Money to feed
March 18, 2008When leading private equity fund SAIF Partners invested $8 million in Tamil Nadu-based food processing company Asian Dhall Industries (now known as Asian Health & Nutri Foods) early last year, it sent hopes soaring of many entrepreneurs in the agri-foods business.
Most could easily dismiss this commodity-plus, region-specific company worth around Rs 100 crore, which sells varieties of pulses under the brand name Jeyyam, but there’s a story here. That innovative valueadds and small scale food businesses have a chance of making it big.
Given the context, it’s not surprising that small businessmen such as Sandeep Gogia, owner of The Fresh Produce Shoppe in Gurgaon that sells imported fruits and processed food and grocery brands, is considering private equity to fund his expansion plan. He’s got two outlets and is planning to open 10 more in the same region.
Evidently, Srivastava is spearheading a move to set up a sector-specific agri-fund. And he’s not alone. YES Bank, which was the first off the block, has already announced its decision to set up the country’s first food and agri-business fund. Both these are estimated to be around $100 million.
Fuelling this interest are the changes in the industry’s fundamentals. For one, the news of excise duty reduction in food processing and the reduction in customs duty on the import of machinery required for the industry have enthused investors.
For another, the economy— never mind the stock markets—is still humming along nicely, and that’s virtually pushing entrepreneurs to scale up operations to meet demand. “We estimate that the investment requirement for the food supply chain will be $30 billion through to 2015,” says Sonal Shah, CEO, YES Food & Agri-business India Fund.The economic progress is evident in the value addition to food that is taking place. Kalyan Chakravarthy, Country Head (Food and Agri Strategic Advisory Research), YES Bank, says: “Research has proved that irrespective of whether they are urban or rural consumers, as the per capita income increases above $2 per day, people start eating meat and when it crosses $10, they start consuming processed food.”
Not without reason, a KPMG-FICCI report estimates that the food processing and agri-business is set to grow up to 12 per cent a year in the near future. Indeed, fruit and vegetable processing that today stands at a meagre 2 per cent, is expected to shoot up to 10 per cent by 2010.
Today, the total food processing market accounts for 32 per cent of the total food market. The advent of organised retail will lend a hand too.
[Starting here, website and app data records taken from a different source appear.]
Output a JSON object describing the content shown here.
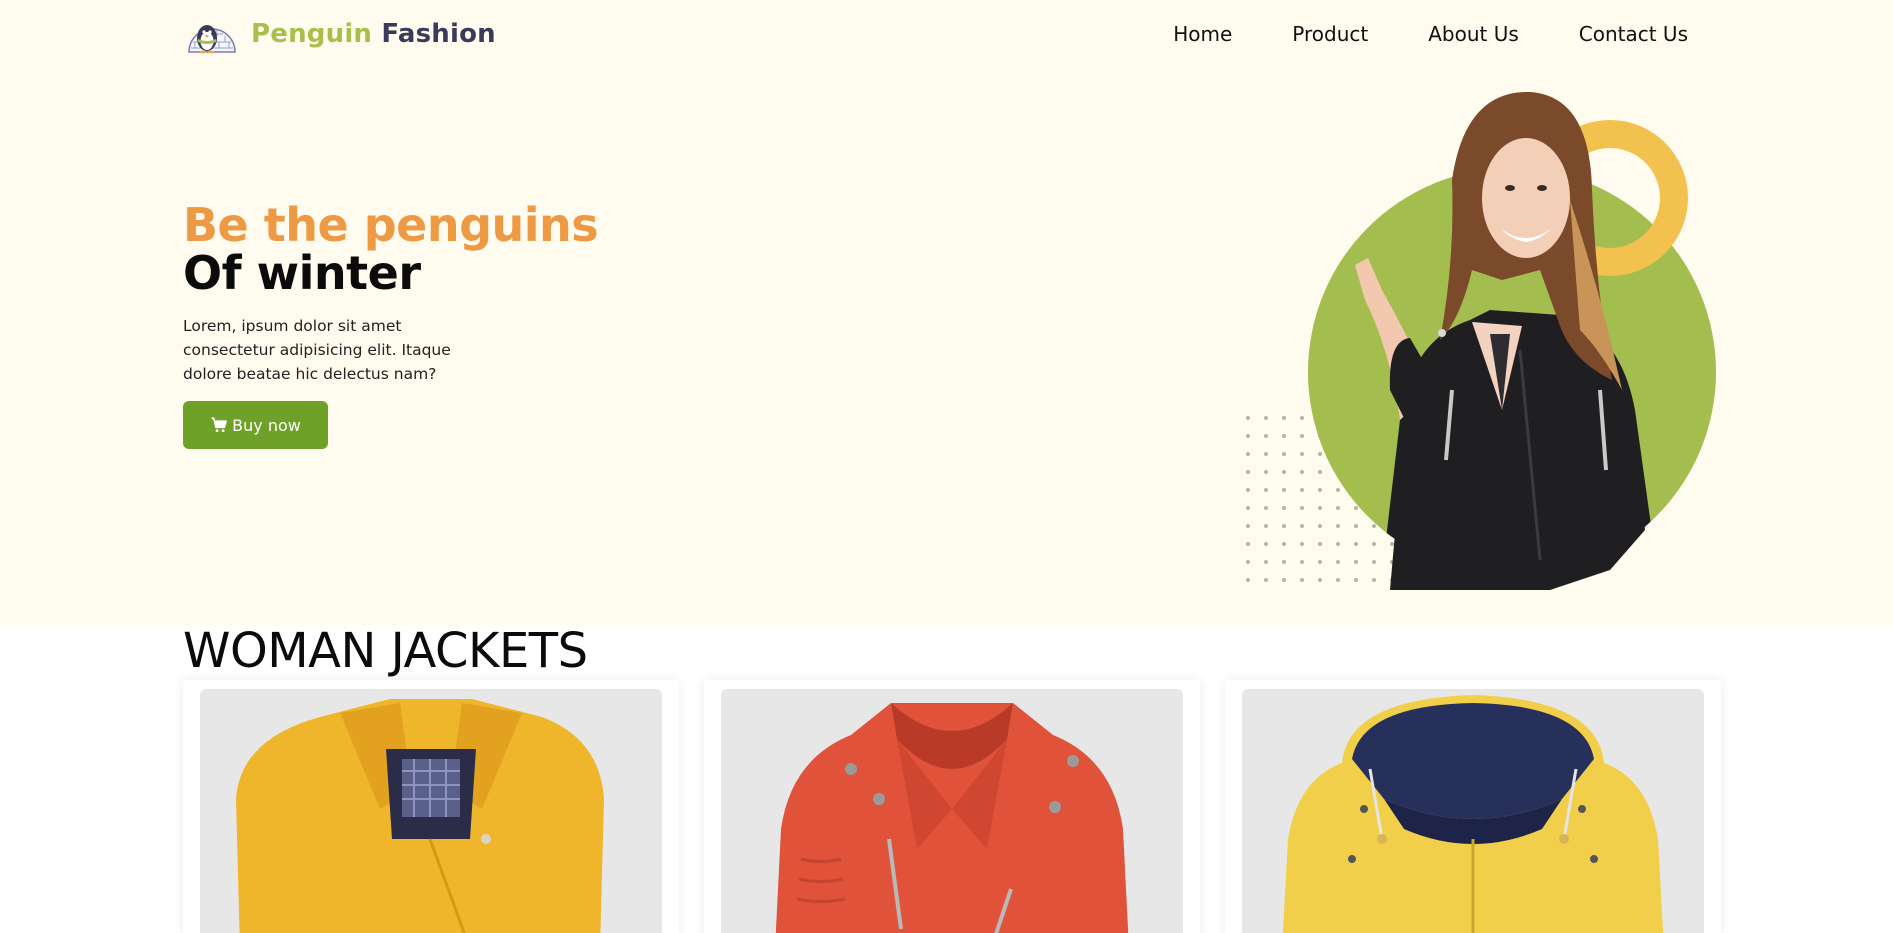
{
  "brand": {
    "word1": "Penguin",
    "word2": "Fashion",
    "logo_icon": "penguin-igloo-icon"
  },
  "nav": {
    "items": [
      {
        "label": "Home"
      },
      {
        "label": "Product"
      },
      {
        "label": "About Us"
      },
      {
        "label": "Contact Us"
      }
    ]
  },
  "hero": {
    "title_line1": "Be the penguins",
    "title_line2": "Of winter",
    "description": "Lorem, ipsum dolor sit amet consectetur adipisicing elit. Itaque dolore beatae hic delectus nam?",
    "button_label": "Buy now",
    "button_icon": "cart-icon",
    "image": "woman-leather-jacket-image"
  },
  "colors": {
    "background": "#fffbee",
    "accent_green": "#6fa028",
    "brand_green": "#a8c04b",
    "accent_orange": "#ee9a45",
    "ring_yellow": "#f2c14e",
    "circle_green": "#a4bd4f"
  },
  "products": {
    "section_title": "WOMAN JACKETS",
    "items": [
      {
        "image": "yellow-wool-coat-image",
        "color": "#f0b62b"
      },
      {
        "image": "red-leather-jacket-image",
        "color": "#e0533a"
      },
      {
        "image": "yellow-rain-jacket-image",
        "color": "#f2cf4a"
      }
    ]
  }
}
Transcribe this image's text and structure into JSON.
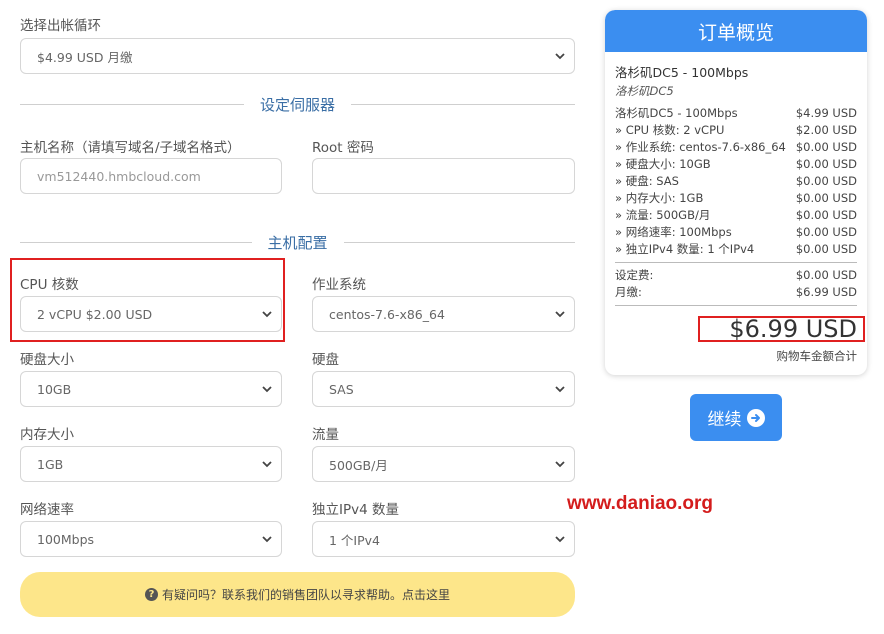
{
  "billing": {
    "label": "选择出帐循环",
    "value": "$4.99 USD 月缴"
  },
  "server_section": {
    "title": "设定伺服器"
  },
  "hostname": {
    "label": "主机名称（请填写域名/子域名格式）",
    "placeholder": "vm512440.hmbcloud.com"
  },
  "root_password": {
    "label": "Root 密码",
    "value": ""
  },
  "config_section": {
    "title": "主机配置"
  },
  "fields": {
    "cpu": {
      "label": "CPU 核数",
      "value": "2 vCPU $2.00 USD"
    },
    "os": {
      "label": "作业系统",
      "value": "centos-7.6-x86_64"
    },
    "disk_size": {
      "label": "硬盘大小",
      "value": "10GB"
    },
    "disk_type": {
      "label": "硬盘",
      "value": "SAS"
    },
    "memory": {
      "label": "内存大小",
      "value": "1GB"
    },
    "traffic": {
      "label": "流量",
      "value": "500GB/月"
    },
    "speed": {
      "label": "网络速率",
      "value": "100Mbps"
    },
    "ipv4": {
      "label": "独立IPv4 数量",
      "value": "1 个IPv4"
    }
  },
  "help": {
    "icon": "question-circle-icon",
    "text": "有疑问吗？联系我们的销售团队以寻求帮助。点击这里"
  },
  "summary": {
    "title": "订单概览",
    "product": "洛杉矶DC5 - 100Mbps",
    "group": "洛杉矶DC5",
    "lines": [
      {
        "label": "洛杉矶DC5 - 100Mbps",
        "price": "$4.99 USD"
      },
      {
        "label": "» CPU 核数: 2 vCPU",
        "price": "$2.00 USD"
      },
      {
        "label": "» 作业系统: centos-7.6-x86_64",
        "price": "$0.00 USD"
      },
      {
        "label": "» 硬盘大小: 10GB",
        "price": "$0.00 USD"
      },
      {
        "label": "» 硬盘: SAS",
        "price": "$0.00 USD"
      },
      {
        "label": "» 内存大小: 1GB",
        "price": "$0.00 USD"
      },
      {
        "label": "» 流量: 500GB/月",
        "price": "$0.00 USD"
      },
      {
        "label": "» 网络速率: 100Mbps",
        "price": "$0.00 USD"
      },
      {
        "label": "» 独立IPv4 数量: 1 个IPv4",
        "price": "$0.00 USD"
      }
    ],
    "setup_fee_label": "设定费:",
    "setup_fee": "$0.00 USD",
    "monthly_label": "月缴:",
    "monthly": "$6.99 USD",
    "total": "$6.99 USD",
    "total_label": "购物车金额合计"
  },
  "continue_button": {
    "label": "继续",
    "icon": "arrow-right-circle-icon"
  },
  "watermark": "www.daniao.org",
  "colors": {
    "accent": "#3b8ef0",
    "highlight": "#e02020",
    "help_bg": "#fde68a",
    "section_title": "#3a6ea5"
  }
}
According to Gurgaon-based consulting firm, Technopak, the organised food and grocery segment is worth $1 billion and represents just 0.6 per cent of total food sales.
That means there’s plenty of room for growth. “Modern retails formats are a big positive as they offer an environment where new players have a chance to ride on them and offer products that fill need gaps,” says Avnish Bajaj, Co-founder & MD, Matrix Partners India.
But there are challenges. “Manufacturers have to identify the right need-gaps and product differentiation that have a pull,” he adds. “They then must create the distribution network, which should precede any brand-building activity.”
Also, according to another private equity fund head, most investors in the FMCG/branded food business need to understand that companies here face a genuine challenge in growing the scale of their business beyond a certain size and geography to achieve critical mass. “Players in this space have to first build ‘brand-ability’ and then think of investing huge sums on advertising and marketing to push their market size,” he says.
While it’s not entirely a bad thing for a company to continue being a regional player or make moderate gains, the investor will always want introduction of more progressive ways and considerable expansion in market reach, and therefore, consumption. Added to this, investors will have to necessarily look at a long window on investment of at least eight years.
Hence, it’s not surprising that most of the investors are looking first at specific areas in the value chain. “I see the supply chain side of the mechanics attracting funds. That’s the hard part of infrastructure that needs to be coming in. Also, deliveries of infrastructure is exciting to a fund manager,” says Harish Bijoor of Harish Bijoor Consults. To be sure, the country’s third-party logistics is set for explosive organic growth.
And it’s not private equity alone that’s driving the gravy train. Many food transnationals and Indian companies are driving the change as well (see Big Food Investments).